[App and web page records]
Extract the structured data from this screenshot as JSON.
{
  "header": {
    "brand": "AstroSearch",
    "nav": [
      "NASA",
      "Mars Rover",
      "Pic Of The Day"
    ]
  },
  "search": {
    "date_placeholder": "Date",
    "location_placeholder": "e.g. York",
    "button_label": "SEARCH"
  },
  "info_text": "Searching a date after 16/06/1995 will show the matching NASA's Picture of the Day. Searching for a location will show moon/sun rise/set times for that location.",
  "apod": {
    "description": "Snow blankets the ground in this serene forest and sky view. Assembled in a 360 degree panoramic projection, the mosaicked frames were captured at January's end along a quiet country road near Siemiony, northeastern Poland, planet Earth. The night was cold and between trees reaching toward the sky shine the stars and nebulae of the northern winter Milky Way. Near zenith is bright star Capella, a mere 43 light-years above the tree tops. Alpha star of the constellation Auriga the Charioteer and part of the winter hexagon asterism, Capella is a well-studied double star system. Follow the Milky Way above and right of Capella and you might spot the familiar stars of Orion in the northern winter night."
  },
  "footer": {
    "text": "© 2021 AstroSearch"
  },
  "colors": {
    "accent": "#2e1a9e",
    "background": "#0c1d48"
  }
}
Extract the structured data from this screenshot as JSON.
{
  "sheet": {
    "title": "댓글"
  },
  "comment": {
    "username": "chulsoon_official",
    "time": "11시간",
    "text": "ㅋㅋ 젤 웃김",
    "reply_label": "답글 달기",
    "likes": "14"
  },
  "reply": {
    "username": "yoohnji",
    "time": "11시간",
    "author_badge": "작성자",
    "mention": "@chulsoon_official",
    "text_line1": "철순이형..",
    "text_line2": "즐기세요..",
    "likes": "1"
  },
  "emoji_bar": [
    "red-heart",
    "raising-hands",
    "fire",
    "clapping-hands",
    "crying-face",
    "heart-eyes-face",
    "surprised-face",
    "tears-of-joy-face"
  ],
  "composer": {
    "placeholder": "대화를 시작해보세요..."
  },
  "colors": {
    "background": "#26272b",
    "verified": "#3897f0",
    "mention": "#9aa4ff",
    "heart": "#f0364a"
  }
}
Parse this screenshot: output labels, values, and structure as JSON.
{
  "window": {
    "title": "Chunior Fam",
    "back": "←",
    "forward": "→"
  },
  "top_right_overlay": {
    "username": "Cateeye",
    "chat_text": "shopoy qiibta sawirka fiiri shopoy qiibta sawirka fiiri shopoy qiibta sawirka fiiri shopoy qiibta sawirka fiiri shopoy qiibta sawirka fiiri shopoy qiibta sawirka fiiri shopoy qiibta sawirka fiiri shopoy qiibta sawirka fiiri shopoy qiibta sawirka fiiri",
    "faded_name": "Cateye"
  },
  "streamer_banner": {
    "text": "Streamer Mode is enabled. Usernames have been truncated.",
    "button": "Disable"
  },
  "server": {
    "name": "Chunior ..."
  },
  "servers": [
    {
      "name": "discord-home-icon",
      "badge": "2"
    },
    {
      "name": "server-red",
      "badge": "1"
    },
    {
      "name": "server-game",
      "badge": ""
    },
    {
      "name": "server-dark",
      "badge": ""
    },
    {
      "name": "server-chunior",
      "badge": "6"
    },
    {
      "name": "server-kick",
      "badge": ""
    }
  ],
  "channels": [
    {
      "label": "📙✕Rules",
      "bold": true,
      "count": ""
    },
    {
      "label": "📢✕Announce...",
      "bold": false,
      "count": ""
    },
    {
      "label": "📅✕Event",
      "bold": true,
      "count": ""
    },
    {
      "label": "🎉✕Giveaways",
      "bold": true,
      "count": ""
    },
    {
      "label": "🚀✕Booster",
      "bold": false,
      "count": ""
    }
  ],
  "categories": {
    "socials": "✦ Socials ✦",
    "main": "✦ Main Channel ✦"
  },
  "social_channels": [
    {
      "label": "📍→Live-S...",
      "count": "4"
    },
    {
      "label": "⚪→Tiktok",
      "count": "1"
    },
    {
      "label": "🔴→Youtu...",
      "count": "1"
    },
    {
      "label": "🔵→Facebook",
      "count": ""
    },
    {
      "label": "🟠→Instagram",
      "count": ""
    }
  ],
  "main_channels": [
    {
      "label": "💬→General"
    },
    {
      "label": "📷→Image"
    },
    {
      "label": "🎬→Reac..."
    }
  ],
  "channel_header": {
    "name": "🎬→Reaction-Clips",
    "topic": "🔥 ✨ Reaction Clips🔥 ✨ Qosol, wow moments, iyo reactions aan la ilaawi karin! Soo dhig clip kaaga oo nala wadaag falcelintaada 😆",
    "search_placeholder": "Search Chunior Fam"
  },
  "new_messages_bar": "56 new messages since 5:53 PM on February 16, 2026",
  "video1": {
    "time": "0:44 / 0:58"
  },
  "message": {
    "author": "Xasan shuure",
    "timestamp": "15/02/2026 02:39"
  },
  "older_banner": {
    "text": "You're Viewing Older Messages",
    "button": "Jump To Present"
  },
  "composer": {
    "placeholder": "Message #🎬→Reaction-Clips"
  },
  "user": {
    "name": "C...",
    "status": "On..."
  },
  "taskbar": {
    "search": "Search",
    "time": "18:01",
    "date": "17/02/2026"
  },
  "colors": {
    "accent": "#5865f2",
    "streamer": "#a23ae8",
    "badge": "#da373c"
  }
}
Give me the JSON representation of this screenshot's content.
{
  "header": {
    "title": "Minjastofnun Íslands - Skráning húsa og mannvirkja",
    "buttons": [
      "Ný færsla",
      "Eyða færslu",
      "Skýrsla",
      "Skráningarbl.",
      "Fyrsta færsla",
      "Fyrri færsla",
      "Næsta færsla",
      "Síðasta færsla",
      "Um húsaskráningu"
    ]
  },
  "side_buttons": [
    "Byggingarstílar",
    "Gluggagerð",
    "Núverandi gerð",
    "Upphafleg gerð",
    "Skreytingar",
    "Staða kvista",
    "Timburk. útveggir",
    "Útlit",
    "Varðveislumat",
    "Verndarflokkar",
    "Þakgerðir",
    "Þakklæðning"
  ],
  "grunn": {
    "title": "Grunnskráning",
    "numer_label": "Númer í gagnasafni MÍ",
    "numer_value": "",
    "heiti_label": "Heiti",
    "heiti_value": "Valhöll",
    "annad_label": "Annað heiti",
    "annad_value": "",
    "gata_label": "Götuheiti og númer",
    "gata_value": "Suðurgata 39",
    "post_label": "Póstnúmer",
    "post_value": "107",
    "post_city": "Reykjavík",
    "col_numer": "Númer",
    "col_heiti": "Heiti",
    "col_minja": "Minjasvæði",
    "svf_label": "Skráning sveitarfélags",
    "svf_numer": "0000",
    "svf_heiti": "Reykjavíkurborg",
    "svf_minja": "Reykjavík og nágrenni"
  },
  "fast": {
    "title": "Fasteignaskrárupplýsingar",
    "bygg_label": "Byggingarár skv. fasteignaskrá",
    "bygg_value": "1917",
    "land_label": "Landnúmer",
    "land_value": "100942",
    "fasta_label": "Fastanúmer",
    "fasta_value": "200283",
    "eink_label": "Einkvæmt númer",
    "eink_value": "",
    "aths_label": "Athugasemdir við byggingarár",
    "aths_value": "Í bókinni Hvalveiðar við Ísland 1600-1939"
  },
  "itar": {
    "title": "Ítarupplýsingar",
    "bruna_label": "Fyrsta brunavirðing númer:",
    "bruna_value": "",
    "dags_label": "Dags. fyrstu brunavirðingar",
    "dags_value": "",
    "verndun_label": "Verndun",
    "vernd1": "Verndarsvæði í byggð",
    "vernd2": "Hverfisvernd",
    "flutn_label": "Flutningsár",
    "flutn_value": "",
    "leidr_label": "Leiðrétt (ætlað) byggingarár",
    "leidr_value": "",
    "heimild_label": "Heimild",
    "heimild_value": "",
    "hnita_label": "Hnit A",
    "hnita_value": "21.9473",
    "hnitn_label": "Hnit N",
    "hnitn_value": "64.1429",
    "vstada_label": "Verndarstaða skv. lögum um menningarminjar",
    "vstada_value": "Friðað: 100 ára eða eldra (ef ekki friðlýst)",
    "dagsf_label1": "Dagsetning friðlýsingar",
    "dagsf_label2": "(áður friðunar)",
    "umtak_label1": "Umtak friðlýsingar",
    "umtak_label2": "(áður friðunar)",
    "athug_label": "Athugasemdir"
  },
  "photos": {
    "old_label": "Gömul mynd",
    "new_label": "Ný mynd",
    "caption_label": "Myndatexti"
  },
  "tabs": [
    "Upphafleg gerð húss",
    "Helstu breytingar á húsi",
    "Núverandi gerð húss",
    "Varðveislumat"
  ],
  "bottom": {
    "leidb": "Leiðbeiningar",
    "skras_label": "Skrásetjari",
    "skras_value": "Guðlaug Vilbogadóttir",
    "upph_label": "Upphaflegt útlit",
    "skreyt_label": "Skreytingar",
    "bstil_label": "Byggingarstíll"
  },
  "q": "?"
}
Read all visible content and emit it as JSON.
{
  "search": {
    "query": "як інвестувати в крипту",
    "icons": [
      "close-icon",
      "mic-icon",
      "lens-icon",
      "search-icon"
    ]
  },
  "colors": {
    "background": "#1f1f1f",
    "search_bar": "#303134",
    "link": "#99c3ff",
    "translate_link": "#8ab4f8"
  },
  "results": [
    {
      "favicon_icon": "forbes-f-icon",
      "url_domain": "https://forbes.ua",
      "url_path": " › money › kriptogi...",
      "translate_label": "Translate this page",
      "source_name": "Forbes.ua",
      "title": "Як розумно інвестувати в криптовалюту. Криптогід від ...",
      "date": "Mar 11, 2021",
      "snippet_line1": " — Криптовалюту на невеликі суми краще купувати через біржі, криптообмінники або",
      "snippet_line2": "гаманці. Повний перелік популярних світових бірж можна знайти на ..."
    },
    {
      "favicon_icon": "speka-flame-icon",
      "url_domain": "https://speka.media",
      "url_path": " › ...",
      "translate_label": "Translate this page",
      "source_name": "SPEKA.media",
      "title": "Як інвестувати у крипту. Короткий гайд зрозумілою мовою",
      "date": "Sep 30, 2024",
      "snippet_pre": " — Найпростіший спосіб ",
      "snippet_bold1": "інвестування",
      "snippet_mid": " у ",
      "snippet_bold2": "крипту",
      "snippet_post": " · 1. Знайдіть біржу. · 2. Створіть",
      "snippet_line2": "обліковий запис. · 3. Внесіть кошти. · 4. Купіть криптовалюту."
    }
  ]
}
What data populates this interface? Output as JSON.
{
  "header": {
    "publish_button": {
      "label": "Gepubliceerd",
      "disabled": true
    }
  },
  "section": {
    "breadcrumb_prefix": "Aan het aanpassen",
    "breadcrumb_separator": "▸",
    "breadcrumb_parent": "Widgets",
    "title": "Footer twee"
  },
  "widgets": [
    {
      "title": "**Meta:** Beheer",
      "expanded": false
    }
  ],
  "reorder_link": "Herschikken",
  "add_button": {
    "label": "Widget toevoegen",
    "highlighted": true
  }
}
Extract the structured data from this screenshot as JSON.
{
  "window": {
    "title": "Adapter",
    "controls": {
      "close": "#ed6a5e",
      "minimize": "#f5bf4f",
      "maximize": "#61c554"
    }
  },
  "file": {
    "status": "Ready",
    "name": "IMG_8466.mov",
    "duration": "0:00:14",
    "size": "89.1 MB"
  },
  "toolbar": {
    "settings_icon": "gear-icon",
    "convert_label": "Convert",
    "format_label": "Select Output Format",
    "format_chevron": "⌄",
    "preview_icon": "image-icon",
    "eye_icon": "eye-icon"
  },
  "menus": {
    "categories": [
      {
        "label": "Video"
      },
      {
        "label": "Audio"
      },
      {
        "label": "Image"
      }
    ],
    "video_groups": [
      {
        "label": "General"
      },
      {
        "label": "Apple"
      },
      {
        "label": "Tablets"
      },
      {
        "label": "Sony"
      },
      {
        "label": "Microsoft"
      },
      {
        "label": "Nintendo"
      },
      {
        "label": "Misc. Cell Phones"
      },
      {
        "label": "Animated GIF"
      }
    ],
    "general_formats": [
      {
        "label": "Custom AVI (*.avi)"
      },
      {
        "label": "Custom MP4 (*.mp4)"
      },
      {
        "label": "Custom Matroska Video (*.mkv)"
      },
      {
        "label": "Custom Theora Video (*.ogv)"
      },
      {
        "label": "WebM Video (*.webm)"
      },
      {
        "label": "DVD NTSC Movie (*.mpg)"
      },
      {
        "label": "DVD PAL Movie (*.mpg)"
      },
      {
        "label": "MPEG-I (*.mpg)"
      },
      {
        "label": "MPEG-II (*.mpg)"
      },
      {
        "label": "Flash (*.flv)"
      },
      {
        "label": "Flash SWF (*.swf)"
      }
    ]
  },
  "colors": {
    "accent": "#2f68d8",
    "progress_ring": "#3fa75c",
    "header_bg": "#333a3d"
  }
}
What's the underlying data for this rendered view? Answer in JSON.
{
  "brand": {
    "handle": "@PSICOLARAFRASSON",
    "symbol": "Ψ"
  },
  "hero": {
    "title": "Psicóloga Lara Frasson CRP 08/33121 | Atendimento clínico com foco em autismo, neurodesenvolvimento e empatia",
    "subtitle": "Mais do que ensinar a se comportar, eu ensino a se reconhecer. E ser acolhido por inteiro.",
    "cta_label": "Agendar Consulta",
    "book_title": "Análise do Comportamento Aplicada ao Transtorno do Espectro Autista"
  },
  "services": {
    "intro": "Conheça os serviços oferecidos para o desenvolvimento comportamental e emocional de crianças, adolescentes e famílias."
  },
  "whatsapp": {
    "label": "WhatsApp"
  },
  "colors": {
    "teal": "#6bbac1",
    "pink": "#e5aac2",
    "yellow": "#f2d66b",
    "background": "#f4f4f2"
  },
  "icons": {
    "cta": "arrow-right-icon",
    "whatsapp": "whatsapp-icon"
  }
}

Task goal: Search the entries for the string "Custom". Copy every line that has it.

Written response:
        "label": "Custom AVI (*.avi)"
        "label": "Custom MP4 (*.mp4)"
        "label": "Custom Matroska Video (*.mkv)"
        "label": "Custom Theora Video (*.ogv)"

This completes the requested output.